“The tables are turning” for cloud providers, Gartner has asserted, despite predicting an increase in public cloud growth in 2024.
Public cloud growth has slowed in 2023 as end users switch their attention to optimising their cloud investments. The slowdown has even fuelled a backlog in uncommitted cloud spend, while market leader AWS‘ annual rate of growth decelerated from 33% to 12% between Q2 2022 and Q3 2023.
Gartner, however, predicts that market growth will accelerate modestly again in 2024, when it expects public cloud end-user spending to rise 20.4% to $679bn.
That compares with the 17.8% growth slated for 2023.
‘The tables are turning for cloud providers’
The fact that cloud has become “essentially indispensable” doesn’t mean that cloud innovation can slow, Gartner VP Analyst Sid Nag said, however.
“The tables are turning for cloud providers as cloud models no longer drive business outcomes, but rather, business outcomes shape cloud models,” he said.
“For example, organisations deploying generative AI (GenAI) services will look to the public cloud, given the scale of the infrastructure required.
“However, to deploy GenAI effectively, these organisations will require cloud providers to address nontechnical issues related to cost, economics, sovereignty, privacy and sustainability. Hyperscalers that support these needs will be able to capture a brand-new revenue opportunity as GenAI adoption grows.”
IaaS to grow fastest
Infrastructure as a Service (IaaS) is set to light up the market with the highest growth by cloud sub-segment in 2024, with end-user spending forecast to bulge 26.6% to $182bn.
Cloud application services (SaaS) will remain the largest sub-segment, Gartner said, with spending set to rise from $205bn to $244bn year on year.

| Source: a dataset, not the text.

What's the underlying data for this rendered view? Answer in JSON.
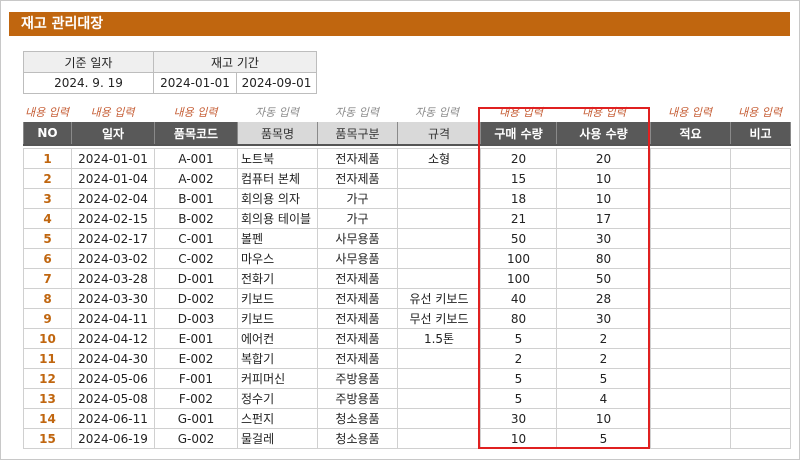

Cloud desktop-as-service (DaaS) will see spending rise from $2.8bn to $3.2bn, meanwhile, cloud application infrastructure services (PaaS) from $145bn to $176bn and cloud business process services (BPaaS) from $66bn to $73bn.
“GenAI adoption will also support the growth in industry cloud platforms,” Nag added.
“GenAI models that are applicable across diverse industry verticals might require significant customisation, affecting scalability and cost-effectiveness. Public cloud providers can position themselves as partners in the responsible and tailored adoption of GenAI by building on the same approaches applied to industry clouds, sovereign clouds and distributed clouds.”